» THE TASK: From the entries below, copy out every line with "title" in it.

» PROVIDED DATA:
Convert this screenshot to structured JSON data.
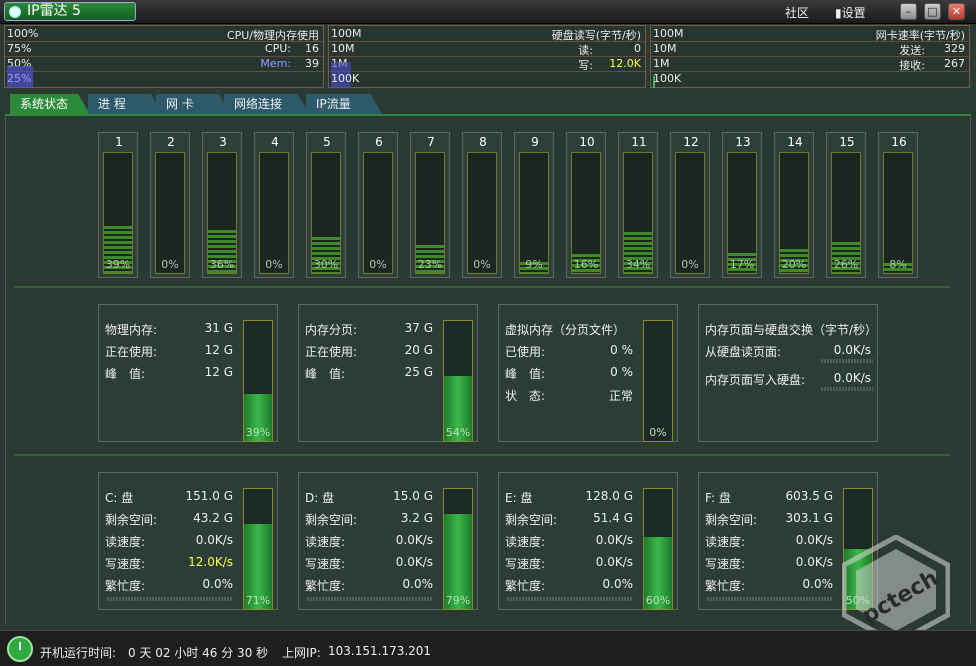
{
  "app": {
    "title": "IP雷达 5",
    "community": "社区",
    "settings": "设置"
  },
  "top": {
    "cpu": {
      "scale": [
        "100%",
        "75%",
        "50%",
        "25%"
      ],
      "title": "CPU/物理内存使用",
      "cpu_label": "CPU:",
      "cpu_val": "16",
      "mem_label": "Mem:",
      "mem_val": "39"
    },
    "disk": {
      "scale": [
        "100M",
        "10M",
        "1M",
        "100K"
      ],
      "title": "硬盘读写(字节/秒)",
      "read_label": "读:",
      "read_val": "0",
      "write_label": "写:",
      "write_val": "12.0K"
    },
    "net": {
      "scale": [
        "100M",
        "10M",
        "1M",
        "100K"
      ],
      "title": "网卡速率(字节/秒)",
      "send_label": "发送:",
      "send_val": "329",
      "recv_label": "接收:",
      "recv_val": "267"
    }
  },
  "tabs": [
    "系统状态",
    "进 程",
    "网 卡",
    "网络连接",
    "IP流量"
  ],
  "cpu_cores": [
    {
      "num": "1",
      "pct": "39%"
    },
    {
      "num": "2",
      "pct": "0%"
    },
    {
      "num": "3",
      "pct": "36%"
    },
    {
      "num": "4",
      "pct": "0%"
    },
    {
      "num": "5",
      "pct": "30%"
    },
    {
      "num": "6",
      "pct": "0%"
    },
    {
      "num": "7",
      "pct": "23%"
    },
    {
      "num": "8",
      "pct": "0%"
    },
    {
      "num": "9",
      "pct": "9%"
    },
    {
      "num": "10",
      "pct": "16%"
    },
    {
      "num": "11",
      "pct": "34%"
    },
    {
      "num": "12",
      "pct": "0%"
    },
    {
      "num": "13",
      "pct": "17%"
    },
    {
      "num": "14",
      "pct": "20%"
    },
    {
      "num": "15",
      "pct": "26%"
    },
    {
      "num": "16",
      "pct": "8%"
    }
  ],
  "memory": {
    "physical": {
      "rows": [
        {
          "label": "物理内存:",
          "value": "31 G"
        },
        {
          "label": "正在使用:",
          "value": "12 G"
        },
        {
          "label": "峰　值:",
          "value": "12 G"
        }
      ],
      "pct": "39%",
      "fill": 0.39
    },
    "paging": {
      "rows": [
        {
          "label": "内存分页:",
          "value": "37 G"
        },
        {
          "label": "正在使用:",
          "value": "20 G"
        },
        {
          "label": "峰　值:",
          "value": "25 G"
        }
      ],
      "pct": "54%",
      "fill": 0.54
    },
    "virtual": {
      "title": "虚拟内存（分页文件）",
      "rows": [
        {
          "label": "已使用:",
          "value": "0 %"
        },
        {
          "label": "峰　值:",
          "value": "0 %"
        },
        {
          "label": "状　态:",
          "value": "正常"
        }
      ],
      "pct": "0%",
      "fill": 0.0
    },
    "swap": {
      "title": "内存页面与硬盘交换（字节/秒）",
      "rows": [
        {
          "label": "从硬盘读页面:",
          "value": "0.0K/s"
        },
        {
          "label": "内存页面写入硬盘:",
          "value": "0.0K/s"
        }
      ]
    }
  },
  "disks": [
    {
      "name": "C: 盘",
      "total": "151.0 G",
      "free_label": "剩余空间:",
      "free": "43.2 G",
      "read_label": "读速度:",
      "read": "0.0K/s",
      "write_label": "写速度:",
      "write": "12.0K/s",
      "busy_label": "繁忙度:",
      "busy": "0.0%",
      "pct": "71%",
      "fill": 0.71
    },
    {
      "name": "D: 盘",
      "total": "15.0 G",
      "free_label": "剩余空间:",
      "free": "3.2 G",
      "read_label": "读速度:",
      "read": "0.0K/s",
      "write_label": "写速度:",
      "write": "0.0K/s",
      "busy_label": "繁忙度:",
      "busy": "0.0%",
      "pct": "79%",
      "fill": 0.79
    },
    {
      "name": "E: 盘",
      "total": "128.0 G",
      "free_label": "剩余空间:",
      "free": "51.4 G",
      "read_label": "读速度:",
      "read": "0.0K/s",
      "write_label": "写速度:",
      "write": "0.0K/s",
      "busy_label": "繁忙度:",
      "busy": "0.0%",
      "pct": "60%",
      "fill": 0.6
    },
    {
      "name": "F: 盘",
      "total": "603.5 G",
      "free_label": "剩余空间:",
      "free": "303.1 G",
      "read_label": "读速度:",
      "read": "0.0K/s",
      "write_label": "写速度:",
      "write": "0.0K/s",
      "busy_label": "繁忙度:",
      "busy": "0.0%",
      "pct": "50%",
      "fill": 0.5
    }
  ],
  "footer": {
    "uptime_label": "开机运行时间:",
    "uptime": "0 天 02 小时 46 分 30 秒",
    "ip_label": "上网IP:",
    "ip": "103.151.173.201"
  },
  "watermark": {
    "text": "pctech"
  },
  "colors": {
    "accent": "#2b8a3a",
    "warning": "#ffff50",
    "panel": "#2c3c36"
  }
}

» RESULT OF THIS TASK:
    "title": "IP雷达 5",
      "title": "CPU/物理内存使用",
      "title": "硬盘读写(字节/秒)",
      "title": "网卡速率(字节/秒)",
      "title": "虚拟内存（分页文件）",
      "title": "内存页面与硬盘交换（字节/秒）",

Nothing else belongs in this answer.